Farmers in Florida really feel that they've been kneecapped in recent years by restaurants fraudulently claiming to serve their stuff.
I was talking to a rice farmer in Jacksonville last week about this. He said, "I've walked into restaurants and said, 'You need to erase my farm because you haven't bought from me in a year.'"
Is there anything the state can do to make restaurants toe the line?
Restaurants need to be held to account on the misrepresentation law that's on the books. When you walk into a farm-to-table-themed restaurant, there's an expectation that they will meet that brand promise. And you probably have an expectation that you're paying extra for that. That's built into your experience: "I'm going to pay extra for the experience of this locally grown, Fresh from Florida type of meal." The customer is being defrauded because they've paid extra for that brand promise. And in many instances, the farmer, whose name is still on that chalkboard from six months ago, is also having their brand undermined. They may be struggling to pay their bills when this restaurant is using their good name to up-charge customers.
Is there any way the state would consider implementing a legal definition for "local," or some of these terms like "sustainable" or "natural"?
The feds have struggled with that for a long time. I'm not aware of a conversation going on about a legal definition. That's an interesting question. In your research, is anyone doing this?
No one is. Publix, Safeway, Whole Foods, everyone has vastly different definitions. And with the outdoor markets, why don't they have to label country of origin? Why do they operate by different rules?
It certainly reinforces how important Florida's country of origin labeling law is. We were the first in the nation to have it. In fact, the federal law is modeled on the Florida law. And that was pretty controversial at the time, but consumers need to know where their food comes from and then they can make their own decisions.
Then why do the outdoor markets get a free pass?
Because they're small and not a major part of commerce. The idea of applying the same bureaucracy to them as you would to a major corporation is not something that had ever been seen as a necessity. It's the same reason you don't treat garage sales the same as Walmart.
Why not require the market managers to label resellers?
My instinct on that - but this is all taking on a new level of thought for me - is that I am much more upset about people being cheated because they're paying more for something they're not getting at a restaurant. If they're at a farmers market, they probably aren't paying a premium. They may be being fed a story that's not so about their free-range chickens back home, but the real economic harm that is occurring to consumers, the greatest economic harm, is occurring at that restaurant. That gives me a lot more heartburn.
The farmers markets should adopt whatever policy they think is appropriate. Some of them are going to take a more pure view and others are just happy to have a wide range of vendors that attracts a wide range of people to try to encourage people to come downtown on a Saturday or Sunday. There are a lot of motivations for why farmers markets are popping up in towns.

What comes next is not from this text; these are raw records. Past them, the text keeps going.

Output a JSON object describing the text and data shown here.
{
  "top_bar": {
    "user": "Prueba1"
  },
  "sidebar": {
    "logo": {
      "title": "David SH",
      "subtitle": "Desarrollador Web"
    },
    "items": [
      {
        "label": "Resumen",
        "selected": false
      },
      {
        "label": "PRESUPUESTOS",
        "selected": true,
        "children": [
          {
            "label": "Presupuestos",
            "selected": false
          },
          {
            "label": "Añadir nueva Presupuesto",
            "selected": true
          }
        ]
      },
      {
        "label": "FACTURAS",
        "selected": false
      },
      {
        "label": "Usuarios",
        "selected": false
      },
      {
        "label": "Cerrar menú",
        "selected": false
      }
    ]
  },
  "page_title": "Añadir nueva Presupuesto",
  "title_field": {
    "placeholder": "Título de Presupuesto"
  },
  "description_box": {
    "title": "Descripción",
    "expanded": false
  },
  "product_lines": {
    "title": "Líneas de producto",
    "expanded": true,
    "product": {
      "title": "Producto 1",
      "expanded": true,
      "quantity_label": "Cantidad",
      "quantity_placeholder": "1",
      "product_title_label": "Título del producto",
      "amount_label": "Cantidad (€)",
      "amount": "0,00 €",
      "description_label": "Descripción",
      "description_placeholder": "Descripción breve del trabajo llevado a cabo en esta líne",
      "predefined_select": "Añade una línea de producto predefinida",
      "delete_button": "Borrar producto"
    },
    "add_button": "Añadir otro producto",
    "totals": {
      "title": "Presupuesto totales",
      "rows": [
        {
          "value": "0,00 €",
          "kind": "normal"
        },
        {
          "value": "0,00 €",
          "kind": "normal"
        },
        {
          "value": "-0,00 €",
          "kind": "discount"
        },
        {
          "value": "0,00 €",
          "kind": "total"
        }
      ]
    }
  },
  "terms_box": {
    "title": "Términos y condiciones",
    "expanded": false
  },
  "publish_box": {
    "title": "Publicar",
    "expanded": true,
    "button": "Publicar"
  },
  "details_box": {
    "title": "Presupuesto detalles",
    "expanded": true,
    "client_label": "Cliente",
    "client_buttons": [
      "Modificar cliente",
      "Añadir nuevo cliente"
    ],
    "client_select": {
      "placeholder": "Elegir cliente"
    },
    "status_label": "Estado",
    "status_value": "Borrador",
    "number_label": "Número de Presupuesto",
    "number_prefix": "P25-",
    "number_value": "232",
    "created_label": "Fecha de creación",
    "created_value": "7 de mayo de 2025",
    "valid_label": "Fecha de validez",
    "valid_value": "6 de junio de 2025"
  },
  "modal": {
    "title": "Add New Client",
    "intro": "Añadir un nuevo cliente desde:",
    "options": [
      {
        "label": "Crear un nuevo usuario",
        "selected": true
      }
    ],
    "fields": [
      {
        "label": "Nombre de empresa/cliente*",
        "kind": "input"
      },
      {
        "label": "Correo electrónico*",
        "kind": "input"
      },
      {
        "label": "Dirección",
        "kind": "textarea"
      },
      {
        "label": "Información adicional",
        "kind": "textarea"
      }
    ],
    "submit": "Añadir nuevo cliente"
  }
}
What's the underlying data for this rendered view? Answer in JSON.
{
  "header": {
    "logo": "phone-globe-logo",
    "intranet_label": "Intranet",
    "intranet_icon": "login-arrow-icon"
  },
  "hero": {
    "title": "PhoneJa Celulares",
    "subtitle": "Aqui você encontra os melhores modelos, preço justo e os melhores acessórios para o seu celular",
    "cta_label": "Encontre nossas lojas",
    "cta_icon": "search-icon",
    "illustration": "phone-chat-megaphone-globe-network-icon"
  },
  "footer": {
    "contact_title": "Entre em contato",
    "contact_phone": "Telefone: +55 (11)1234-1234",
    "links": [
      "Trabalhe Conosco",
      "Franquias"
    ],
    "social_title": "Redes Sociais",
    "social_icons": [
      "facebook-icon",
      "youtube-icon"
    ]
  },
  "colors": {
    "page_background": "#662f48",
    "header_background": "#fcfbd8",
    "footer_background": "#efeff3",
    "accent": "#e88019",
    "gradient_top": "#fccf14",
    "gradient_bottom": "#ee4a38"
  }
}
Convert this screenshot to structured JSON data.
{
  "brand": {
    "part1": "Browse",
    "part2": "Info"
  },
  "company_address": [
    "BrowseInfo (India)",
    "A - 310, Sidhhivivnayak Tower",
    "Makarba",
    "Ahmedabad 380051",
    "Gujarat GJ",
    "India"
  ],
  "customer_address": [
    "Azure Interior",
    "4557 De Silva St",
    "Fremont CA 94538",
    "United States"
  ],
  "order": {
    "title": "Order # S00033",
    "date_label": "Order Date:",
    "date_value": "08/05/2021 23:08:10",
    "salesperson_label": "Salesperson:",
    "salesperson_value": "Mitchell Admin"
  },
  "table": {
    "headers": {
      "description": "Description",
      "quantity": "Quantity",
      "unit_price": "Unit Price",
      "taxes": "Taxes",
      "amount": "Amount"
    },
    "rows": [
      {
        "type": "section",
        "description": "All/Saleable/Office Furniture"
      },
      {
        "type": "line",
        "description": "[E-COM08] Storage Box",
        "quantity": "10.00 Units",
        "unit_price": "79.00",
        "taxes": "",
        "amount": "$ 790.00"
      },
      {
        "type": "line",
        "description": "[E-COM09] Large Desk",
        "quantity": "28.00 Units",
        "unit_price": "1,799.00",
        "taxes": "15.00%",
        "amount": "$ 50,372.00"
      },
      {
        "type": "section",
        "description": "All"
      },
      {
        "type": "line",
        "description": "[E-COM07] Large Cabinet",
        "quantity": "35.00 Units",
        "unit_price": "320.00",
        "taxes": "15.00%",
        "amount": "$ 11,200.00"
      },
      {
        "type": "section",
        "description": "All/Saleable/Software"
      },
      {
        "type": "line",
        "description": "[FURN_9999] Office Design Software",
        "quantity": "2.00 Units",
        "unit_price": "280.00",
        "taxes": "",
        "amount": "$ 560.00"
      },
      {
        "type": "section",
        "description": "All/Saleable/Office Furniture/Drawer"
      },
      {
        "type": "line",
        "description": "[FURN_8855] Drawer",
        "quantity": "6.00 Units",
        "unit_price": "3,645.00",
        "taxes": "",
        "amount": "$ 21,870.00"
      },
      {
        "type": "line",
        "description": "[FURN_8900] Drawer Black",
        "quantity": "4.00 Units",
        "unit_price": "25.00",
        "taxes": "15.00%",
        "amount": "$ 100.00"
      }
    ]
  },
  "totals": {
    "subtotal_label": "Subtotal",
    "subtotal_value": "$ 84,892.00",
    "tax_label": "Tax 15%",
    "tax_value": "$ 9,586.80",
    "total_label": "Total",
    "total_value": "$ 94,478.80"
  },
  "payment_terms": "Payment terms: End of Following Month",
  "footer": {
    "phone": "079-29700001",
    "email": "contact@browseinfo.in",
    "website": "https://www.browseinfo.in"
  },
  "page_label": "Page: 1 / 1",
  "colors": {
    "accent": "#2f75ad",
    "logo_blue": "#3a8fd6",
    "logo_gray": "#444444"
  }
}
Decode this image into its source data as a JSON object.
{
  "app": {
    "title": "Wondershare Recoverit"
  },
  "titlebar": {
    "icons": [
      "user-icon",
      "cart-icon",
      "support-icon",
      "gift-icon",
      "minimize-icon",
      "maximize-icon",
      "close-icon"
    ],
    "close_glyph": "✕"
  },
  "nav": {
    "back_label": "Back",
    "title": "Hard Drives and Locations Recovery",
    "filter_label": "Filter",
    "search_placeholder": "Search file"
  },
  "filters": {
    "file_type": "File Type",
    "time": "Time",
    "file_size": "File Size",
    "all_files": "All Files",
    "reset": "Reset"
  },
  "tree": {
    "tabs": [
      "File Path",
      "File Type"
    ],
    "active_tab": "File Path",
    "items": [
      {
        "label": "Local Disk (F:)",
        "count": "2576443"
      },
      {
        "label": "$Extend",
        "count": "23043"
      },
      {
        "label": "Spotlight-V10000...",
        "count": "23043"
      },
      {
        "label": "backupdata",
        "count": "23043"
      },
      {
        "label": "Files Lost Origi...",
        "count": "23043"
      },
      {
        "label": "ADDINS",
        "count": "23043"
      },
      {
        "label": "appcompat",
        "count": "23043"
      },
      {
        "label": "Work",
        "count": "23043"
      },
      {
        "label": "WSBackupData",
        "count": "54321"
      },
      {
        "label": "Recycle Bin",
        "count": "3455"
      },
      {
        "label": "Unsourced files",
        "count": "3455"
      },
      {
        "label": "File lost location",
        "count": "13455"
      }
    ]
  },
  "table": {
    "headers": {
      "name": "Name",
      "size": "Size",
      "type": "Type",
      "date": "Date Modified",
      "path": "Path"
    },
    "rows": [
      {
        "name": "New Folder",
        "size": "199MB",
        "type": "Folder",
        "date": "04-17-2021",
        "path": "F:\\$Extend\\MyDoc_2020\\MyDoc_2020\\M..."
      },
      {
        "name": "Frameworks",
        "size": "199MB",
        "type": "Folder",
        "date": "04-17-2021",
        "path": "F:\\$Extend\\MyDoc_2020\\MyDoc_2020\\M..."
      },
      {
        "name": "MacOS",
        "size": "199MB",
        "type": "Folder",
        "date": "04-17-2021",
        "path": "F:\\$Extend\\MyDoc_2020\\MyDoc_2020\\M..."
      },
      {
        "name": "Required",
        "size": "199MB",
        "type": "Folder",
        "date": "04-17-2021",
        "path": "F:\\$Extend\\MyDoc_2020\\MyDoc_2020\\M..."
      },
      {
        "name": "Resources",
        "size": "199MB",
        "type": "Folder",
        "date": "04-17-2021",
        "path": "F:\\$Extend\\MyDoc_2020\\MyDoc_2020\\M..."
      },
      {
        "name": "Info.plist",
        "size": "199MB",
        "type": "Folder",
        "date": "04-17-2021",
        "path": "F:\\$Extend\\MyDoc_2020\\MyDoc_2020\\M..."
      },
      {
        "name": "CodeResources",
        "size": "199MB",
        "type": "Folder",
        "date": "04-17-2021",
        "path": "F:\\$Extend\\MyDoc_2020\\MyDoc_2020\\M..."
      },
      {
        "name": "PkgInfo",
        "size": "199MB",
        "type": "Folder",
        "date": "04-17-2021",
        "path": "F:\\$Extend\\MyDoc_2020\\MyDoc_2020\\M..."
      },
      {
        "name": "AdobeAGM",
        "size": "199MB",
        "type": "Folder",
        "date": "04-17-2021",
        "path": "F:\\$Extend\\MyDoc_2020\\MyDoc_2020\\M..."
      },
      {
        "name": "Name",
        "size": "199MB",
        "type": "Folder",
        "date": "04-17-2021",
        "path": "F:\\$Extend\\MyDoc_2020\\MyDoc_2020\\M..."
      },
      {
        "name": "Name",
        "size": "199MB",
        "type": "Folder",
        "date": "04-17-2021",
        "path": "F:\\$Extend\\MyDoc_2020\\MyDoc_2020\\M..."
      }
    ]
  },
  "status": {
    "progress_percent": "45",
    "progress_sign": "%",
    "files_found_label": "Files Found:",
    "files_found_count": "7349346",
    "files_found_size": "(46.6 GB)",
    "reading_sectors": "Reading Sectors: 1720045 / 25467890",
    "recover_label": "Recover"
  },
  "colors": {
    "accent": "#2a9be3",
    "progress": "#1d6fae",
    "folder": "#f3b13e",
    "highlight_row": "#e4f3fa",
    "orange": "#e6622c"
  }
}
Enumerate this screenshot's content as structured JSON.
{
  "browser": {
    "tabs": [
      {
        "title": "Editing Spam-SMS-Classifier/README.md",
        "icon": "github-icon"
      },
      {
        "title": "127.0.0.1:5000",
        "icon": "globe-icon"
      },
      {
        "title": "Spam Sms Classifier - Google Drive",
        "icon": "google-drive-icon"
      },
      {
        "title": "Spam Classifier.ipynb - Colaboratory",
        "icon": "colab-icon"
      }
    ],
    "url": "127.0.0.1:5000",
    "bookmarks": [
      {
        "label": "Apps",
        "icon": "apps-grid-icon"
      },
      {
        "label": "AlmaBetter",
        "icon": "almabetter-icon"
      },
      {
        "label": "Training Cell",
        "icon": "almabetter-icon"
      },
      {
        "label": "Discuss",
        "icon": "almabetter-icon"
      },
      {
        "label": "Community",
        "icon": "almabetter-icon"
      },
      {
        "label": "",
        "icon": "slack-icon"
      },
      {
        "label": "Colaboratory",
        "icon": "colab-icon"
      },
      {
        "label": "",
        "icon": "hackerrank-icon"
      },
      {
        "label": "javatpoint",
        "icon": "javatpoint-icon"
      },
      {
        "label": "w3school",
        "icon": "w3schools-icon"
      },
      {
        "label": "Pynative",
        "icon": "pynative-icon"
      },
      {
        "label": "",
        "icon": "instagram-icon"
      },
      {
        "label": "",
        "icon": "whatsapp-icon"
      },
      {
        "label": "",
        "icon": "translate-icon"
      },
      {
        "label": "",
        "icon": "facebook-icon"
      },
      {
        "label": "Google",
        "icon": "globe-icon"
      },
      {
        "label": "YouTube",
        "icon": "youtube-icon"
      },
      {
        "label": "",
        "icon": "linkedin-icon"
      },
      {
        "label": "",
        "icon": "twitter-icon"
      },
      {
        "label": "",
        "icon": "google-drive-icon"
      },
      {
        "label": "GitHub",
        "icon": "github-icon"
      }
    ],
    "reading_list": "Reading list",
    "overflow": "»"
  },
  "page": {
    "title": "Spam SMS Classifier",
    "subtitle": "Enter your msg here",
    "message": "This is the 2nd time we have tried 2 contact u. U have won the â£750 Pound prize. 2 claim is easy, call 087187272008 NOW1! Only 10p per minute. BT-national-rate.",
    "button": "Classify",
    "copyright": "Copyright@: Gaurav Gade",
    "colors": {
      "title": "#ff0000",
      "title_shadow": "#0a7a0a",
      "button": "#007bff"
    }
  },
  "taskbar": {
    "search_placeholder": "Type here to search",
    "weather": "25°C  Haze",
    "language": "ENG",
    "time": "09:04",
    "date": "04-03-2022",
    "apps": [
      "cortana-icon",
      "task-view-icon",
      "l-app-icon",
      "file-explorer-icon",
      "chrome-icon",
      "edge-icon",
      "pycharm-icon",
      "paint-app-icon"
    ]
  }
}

At the end of the day, if that farmers market is going into a community that's underserved and they're selling fresh fruits and vegetables, that's still a win. We have supported, through grants, farmers markets and gardens in Overtown and in downtown Orlando's Parramore area, legitimate food deserts. It doesn't keep me up at night that they're eating Washington or North Carolina apples at a Florida farmers market. I'm excited about people taking an interest in fresh fruits and vegetables.